An important benefit of using early stage stimuli is that users understand it’s an early-stage design and are more likely to provide honest feedback that could redirect the concept, instead of feedback that improves the concept already designed. By not showing them a prototype, you’re opening the door to broader, more helpful ideas on how you might solve their needs.

Here are a few ways concept testing can provide value:

Testing potential product names

Getting directional feedback on potential names for a product or feature is a perfect fit for concept testing. If you’ve got a list of possible names, concept testing can help you filter out the losers, and narrow your list down to a couple options users really resonate with. Do these names make sense? Are they representative of the experience? Are they catchy and easy to remember? Ultimately, if you have your narrowed down list early enough, you can then test the finalists quantitatively if you’re looking to get some statistical validity as well before making your final decision. 

Understanding a navigation menu

We often think usability testing is the best for researching navigation, but before you build a fully functioning menu for users to interact with in research sessions, mock it up and see what users really think! What do each of the buttons mean? Do they understand the iconography we have in place? This higher level feedback may surface larger issues that can redirect how you’re thinking about your design.

Testing ideas and content verbally

Concept testing doesn’t necessarily have to be visual. You can also test ideas by describing an experience and getting blue sky feedback on these concepts. Another way to think about this is testing language, phrases, and content by asking if something makes sense, if a description is clear and helpful, or if this is what they expect and want from the experience.
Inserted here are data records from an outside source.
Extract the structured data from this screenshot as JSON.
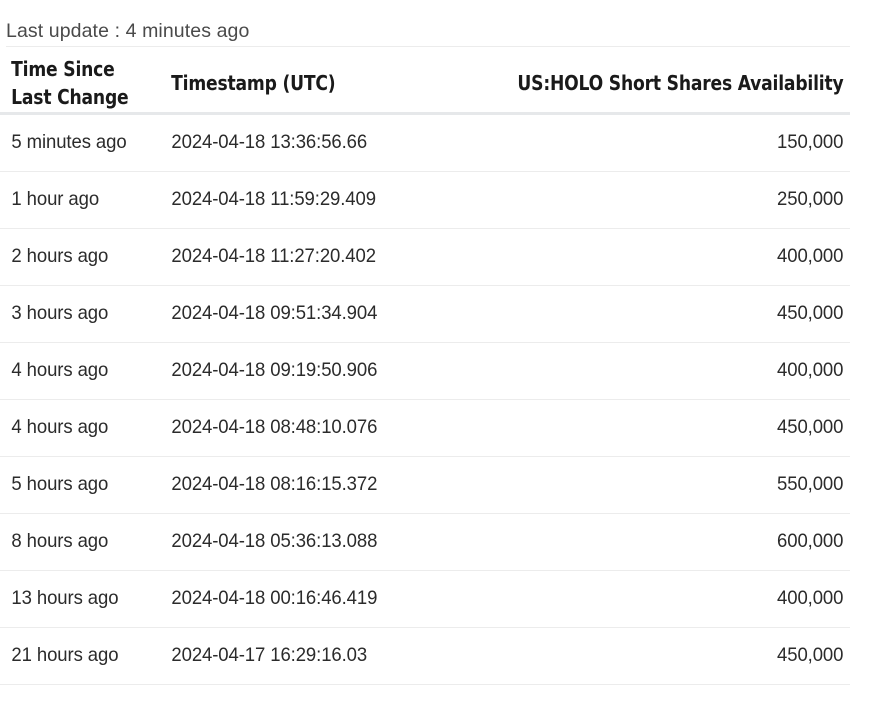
{
  "last_update": {
    "label": "Last update",
    "separator": ":",
    "value": "4 minutes ago"
  },
  "table": {
    "columns": [
      {
        "key": "time_since_last_change",
        "header": "Time Since\nLast Change",
        "align": "left"
      },
      {
        "key": "timestamp_utc",
        "header": "Timestamp (UTC)",
        "align": "left"
      },
      {
        "key": "short_shares_availability",
        "header": "US:HOLO Short Shares Availability",
        "align": "right"
      }
    ],
    "rows": [
      {
        "time_since": "5 minutes ago",
        "timestamp": "2024-04-18 13:36:56.66",
        "availability": "150,000"
      },
      {
        "time_since": "1 hour ago",
        "timestamp": "2024-04-18 11:59:29.409",
        "availability": "250,000"
      },
      {
        "time_since": "2 hours ago",
        "timestamp": "2024-04-18 11:27:20.402",
        "availability": "400,000"
      },
      {
        "time_since": "3 hours ago",
        "timestamp": "2024-04-18 09:51:34.904",
        "availability": "450,000"
      },
      {
        "time_since": "4 hours ago",
        "timestamp": "2024-04-18 09:19:50.906",
        "availability": "400,000"
      },
      {
        "time_since": "4 hours ago",
        "timestamp": "2024-04-18 08:48:10.076",
        "availability": "450,000"
      },
      {
        "time_since": "5 hours ago",
        "timestamp": "2024-04-18 08:16:15.372",
        "availability": "550,000"
      },
      {
        "time_since": "8 hours ago",
        "timestamp": "2024-04-18 05:36:13.088",
        "availability": "600,000"
      },
      {
        "time_since": "13 hours ago",
        "timestamp": "2024-04-18 00:16:46.419",
        "availability": "400,000"
      },
      {
        "time_since": "21 hours ago",
        "timestamp": "2024-04-17 16:29:16.03",
        "availability": "450,000"
      }
    ]
  },
  "colors": {
    "background": "#ffffff",
    "header_text": "#1a1a1a",
    "body_text": "#2b2b2b",
    "muted_text": "#4a4a4a",
    "rule": "#ececec",
    "header_rule": "#e6e8ea"
  }
}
This is a great way for marketers to determine if they’re speaking in the voice of the user and eliminating any jargon users may not understand. At this stage, testing copy can also help with ensuring experiences are inclusive and that none of the wording excludes or isolates particular populations or minority segments.

Discovering visual preference with video walkthroughs
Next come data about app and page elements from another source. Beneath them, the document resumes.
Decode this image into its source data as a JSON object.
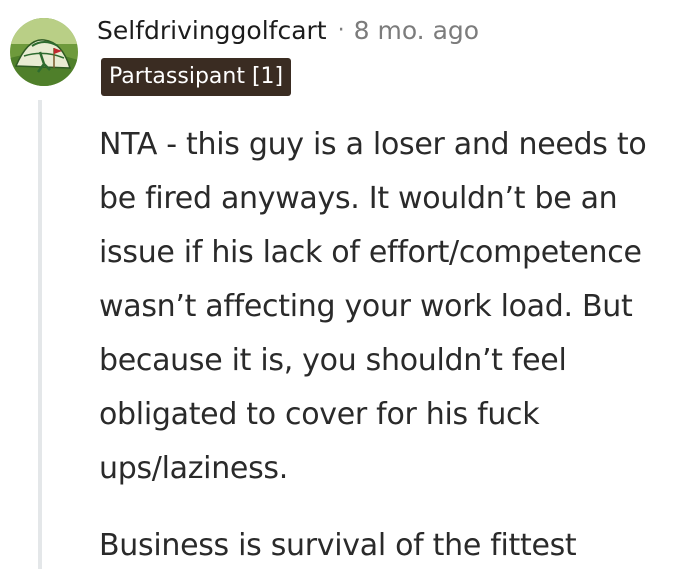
{
  "comment": {
    "username": "Selfdrivinggolfcart",
    "separator": "·",
    "timestamp": "8 mo. ago",
    "flair": "Partassipant [1]",
    "avatar_icon": "masters-golf-avatar-icon",
    "paragraphs": [
      {
        "lines": [
          "NTA - this guy is a loser and needs to",
          "be fired anyways. It wouldn’t be an",
          "issue if his lack of effort/competence",
          "wasn’t affecting your work load. But",
          "because it is, you shouldn’t feel",
          "obligated to cover for his fuck",
          "ups/laziness."
        ]
      },
      {
        "lines": [
          "Business is survival of the fittest"
        ]
      }
    ]
  },
  "colors": {
    "flair_background": "#3a2c22",
    "meta_gray": "#7c7c7c",
    "thread_line": "#e4e7e9"
  }
}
Let’s say you’re trying to understand a visual experience for the user, but not the functionality. Here, we would recommend using screenshots or video walkthroughs to get feedback before building it out. For example, if you’re trying to understand if there’s too much clutter on the screen or if pop-ups are too distracting, use videos, sketches, and screenshots to test visual preference without having to put it on a device. 

This also works with lead in screens or directive text that pops up to explain new features. Before building them into the prototype itself, talk to users about whether the text makes sense, if the boxes are popping up at the right time and in the right place, or if they’re confusing or unnecessary. As an additional perk, video walkthroughs can be great backups for when a prototype fails in a future session further down the line!

Storyboarding the user’s experience

Building a storyboard that communicates a user’s interaction with your product can help your participants visually walk through their experience without actually using it. While storyboards are often used to build team alignment internally and communicate insights after the research, we find they’re helpful in this context as well. They’re typically informal and easy-to-understand, but they illustrate how the user would interact with your product for a piece of the user journey.

If the goals of the research are to understand how a user would engage with your product in context, this is a great methodology to explore. During concept testing, storyboards give the participant context and allow them to see themselves in the experience in a visual way. This often surfaces more conceptual insights on how your product could approach solving their needs in context.

Read more about how you might apply this methodology in practice or contact us to chat about how concept testing can help you develop your early stage research practice.

Topics: Research